Content starts

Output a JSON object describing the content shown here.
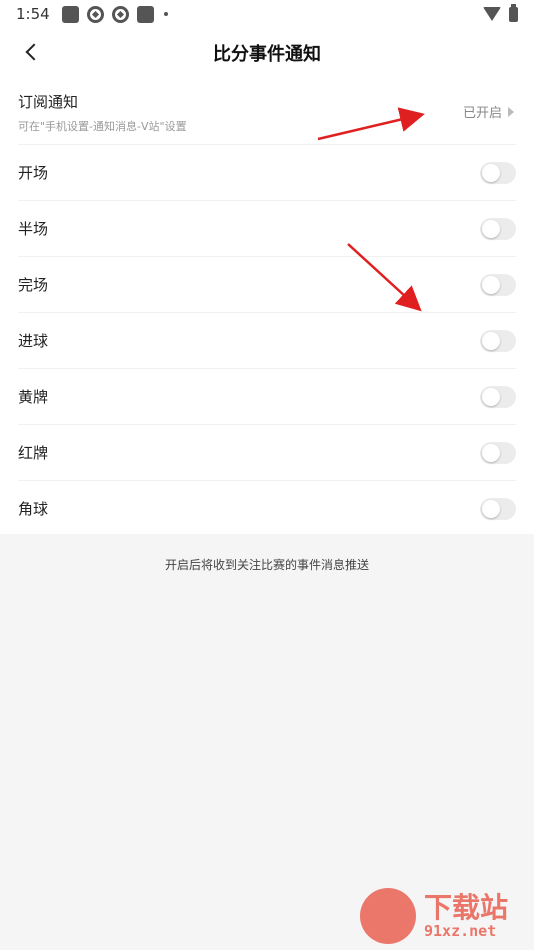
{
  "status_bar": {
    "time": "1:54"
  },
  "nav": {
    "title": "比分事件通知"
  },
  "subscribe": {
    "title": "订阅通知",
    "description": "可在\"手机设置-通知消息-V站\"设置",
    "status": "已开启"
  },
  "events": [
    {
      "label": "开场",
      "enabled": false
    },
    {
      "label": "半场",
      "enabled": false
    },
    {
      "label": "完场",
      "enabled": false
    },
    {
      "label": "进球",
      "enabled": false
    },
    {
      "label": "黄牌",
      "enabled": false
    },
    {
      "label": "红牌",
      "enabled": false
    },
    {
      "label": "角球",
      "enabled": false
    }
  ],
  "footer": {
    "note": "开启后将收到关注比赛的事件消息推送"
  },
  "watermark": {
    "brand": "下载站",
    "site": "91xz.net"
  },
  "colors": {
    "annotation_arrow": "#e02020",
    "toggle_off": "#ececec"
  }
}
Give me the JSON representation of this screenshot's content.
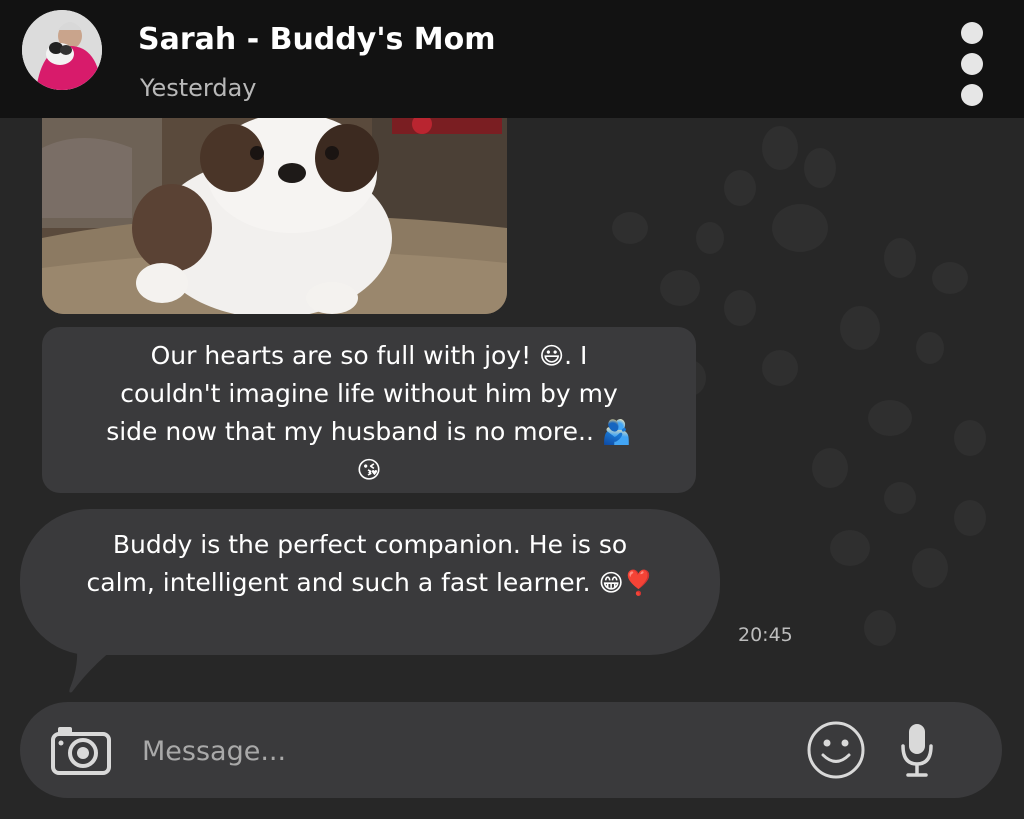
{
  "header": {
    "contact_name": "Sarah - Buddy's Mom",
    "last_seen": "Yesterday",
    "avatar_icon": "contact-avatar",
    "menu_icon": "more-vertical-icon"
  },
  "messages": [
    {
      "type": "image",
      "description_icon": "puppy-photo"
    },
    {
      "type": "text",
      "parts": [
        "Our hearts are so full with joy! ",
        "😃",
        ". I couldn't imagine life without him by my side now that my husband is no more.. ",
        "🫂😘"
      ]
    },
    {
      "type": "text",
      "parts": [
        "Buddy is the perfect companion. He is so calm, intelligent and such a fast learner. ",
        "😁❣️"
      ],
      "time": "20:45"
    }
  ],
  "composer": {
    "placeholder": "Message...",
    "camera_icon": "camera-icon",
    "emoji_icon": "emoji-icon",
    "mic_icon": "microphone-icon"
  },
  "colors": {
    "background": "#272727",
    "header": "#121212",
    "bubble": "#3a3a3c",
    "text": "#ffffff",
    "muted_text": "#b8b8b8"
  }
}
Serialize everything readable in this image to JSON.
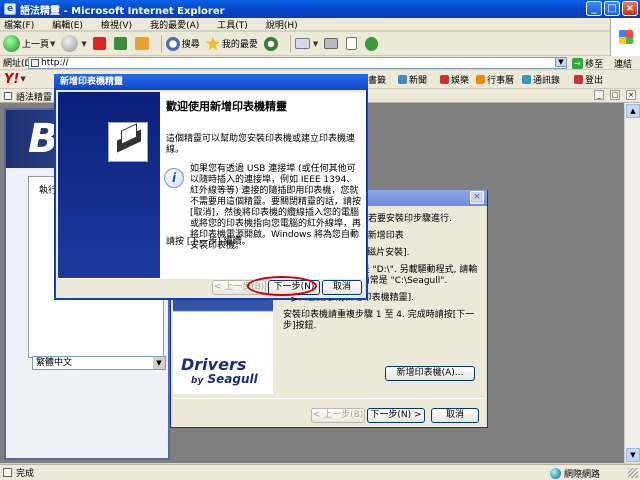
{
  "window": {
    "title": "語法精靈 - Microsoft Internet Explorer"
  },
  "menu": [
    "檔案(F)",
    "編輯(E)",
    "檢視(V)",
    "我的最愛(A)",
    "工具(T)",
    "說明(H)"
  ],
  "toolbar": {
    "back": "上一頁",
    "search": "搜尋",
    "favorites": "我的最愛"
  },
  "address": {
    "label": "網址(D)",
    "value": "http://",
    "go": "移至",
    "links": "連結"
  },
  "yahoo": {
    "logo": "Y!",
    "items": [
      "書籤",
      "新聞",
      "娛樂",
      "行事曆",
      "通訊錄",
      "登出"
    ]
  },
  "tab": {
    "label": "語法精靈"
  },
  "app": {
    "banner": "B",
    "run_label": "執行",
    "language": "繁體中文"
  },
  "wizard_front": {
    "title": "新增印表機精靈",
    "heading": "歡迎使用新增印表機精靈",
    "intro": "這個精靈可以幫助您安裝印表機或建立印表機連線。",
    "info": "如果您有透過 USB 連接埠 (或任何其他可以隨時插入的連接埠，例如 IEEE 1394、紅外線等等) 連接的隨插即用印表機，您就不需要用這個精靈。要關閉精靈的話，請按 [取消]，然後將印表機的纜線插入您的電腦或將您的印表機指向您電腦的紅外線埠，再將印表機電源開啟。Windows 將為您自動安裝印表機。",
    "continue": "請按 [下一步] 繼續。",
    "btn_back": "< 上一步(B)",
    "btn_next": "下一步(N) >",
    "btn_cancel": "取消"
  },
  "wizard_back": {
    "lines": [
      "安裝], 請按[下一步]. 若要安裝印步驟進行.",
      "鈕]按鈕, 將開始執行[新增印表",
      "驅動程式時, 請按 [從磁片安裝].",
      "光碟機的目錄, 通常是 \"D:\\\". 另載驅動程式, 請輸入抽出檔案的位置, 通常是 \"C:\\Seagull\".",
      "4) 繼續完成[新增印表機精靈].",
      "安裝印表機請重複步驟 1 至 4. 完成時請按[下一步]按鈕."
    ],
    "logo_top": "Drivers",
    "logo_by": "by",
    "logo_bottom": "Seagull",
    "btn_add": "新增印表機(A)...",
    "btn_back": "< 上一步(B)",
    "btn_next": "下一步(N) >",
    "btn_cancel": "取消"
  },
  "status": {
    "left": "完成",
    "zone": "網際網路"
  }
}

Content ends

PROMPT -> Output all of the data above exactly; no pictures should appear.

THE ANSWER ->
Output a JSON object describing the content shown here.
{
  "status_bar": {
    "time": "1:54"
  },
  "nav": {
    "title": "比分事件通知"
  },
  "subscribe": {
    "title": "订阅通知",
    "description": "可在\"手机设置-通知消息-V站\"设置",
    "status": "已开启"
  },
  "events": [
    {
      "label": "开场",
      "enabled": false
    },
    {
      "label": "半场",
      "enabled": false
    },
    {
      "label": "完场",
      "enabled": false
    },
    {
      "label": "进球",
      "enabled": false
    },
    {
      "label": "黄牌",
      "enabled": false
    },
    {
      "label": "红牌",
      "enabled": false
    },
    {
      "label": "角球",
      "enabled": false
    }
  ],
  "footer": {
    "note": "开启后将收到关注比赛的事件消息推送"
  },
  "watermark": {
    "brand": "下载站",
    "site": "91xz.net"
  },
  "colors": {
    "annotation_arrow": "#e02020",
    "toggle_off": "#ececec"
  }
}
Give me the JSON representation of this screenshot's content.
{
  "header": {
    "contact_name": "Sarah - Buddy's Mom",
    "last_seen": "Yesterday",
    "avatar_icon": "contact-avatar",
    "menu_icon": "more-vertical-icon"
  },
  "messages": [
    {
      "type": "image",
      "description_icon": "puppy-photo"
    },
    {
      "type": "text",
      "parts": [
        "Our hearts are so full with joy! ",
        "😃",
        ". I couldn't imagine life without him by my side now that my husband is no more.. ",
        "🫂😘"
      ]
    },
    {
      "type": "text",
      "parts": [
        "Buddy is the perfect companion. He is so calm, intelligent and such a fast learner. ",
        "😁❣️"
      ],
      "time": "20:45"
    }
  ],
  "composer": {
    "placeholder": "Message...",
    "camera_icon": "camera-icon",
    "emoji_icon": "emoji-icon",
    "mic_icon": "microphone-icon"
  },
  "colors": {
    "background": "#272727",
    "header": "#121212",
    "bubble": "#3a3a3c",
    "text": "#ffffff",
    "muted_text": "#b8b8b8"
  }
}
Serialize everything readable in this image to JSON.
{
  "window": {
    "title": "語法精靈 - Microsoft Internet Explorer"
  },
  "menu": [
    "檔案(F)",
    "編輯(E)",
    "檢視(V)",
    "我的最愛(A)",
    "工具(T)",
    "說明(H)"
  ],
  "toolbar": {
    "back": "上一頁",
    "search": "搜尋",
    "favorites": "我的最愛"
  },
  "address": {
    "label": "網址(D)",
    "value": "http://",
    "go": "移至",
    "links": "連結"
  },
  "yahoo": {
    "logo": "Y!",
    "items": [
      "書籤",
      "新聞",
      "娛樂",
      "行事曆",
      "通訊錄",
      "登出"
    ]
  },
  "tab": {
    "label": "語法精靈"
  },
  "app": {
    "banner": "B",
    "run_label": "執行",
    "language": "繁體中文"
  },
  "wizard_front": {
    "title": "新增印表機精靈",
    "heading": "歡迎使用新增印表機精靈",
    "intro": "這個精靈可以幫助您安裝印表機或建立印表機連線。",
    "info": "如果您有透過 USB 連接埠 (或任何其他可以隨時插入的連接埠，例如 IEEE 1394、紅外線等等) 連接的隨插即用印表機，您就不需要用這個精靈。要關閉精靈的話，請按 [取消]，然後將印表機的纜線插入您的電腦或將您的印表機指向您電腦的紅外線埠，再將印表機電源開啟。Windows 將為您自動安裝印表機。",
    "continue": "請按 [下一步] 繼續。",
    "btn_back": "< 上一步(B)",
    "btn_next": "下一步(N) >",
    "btn_cancel": "取消"
  },
  "wizard_back": {
    "lines": [
      "安裝], 請按[下一步]. 若要安裝印步驟進行.",
      "鈕]按鈕, 將開始執行[新增印表",
      "驅動程式時, 請按 [從磁片安裝].",
      "光碟機的目錄, 通常是 \"D:\\\". 另載驅動程式, 請輸入抽出檔案的位置, 通常是 \"C:\\Seagull\".",
      "4) 繼續完成[新增印表機精靈].",
      "安裝印表機請重複步驟 1 至 4. 完成時請按[下一步]按鈕."
    ],
    "logo_top": "Drivers",
    "logo_by": "by",
    "logo_bottom": "Seagull",
    "btn_add": "新增印表機(A)...",
    "btn_back": "< 上一步(B)",
    "btn_next": "下一步(N) >",
    "btn_cancel": "取消"
  },
  "status": {
    "left": "完成",
    "zone": "網際網路"
  }
}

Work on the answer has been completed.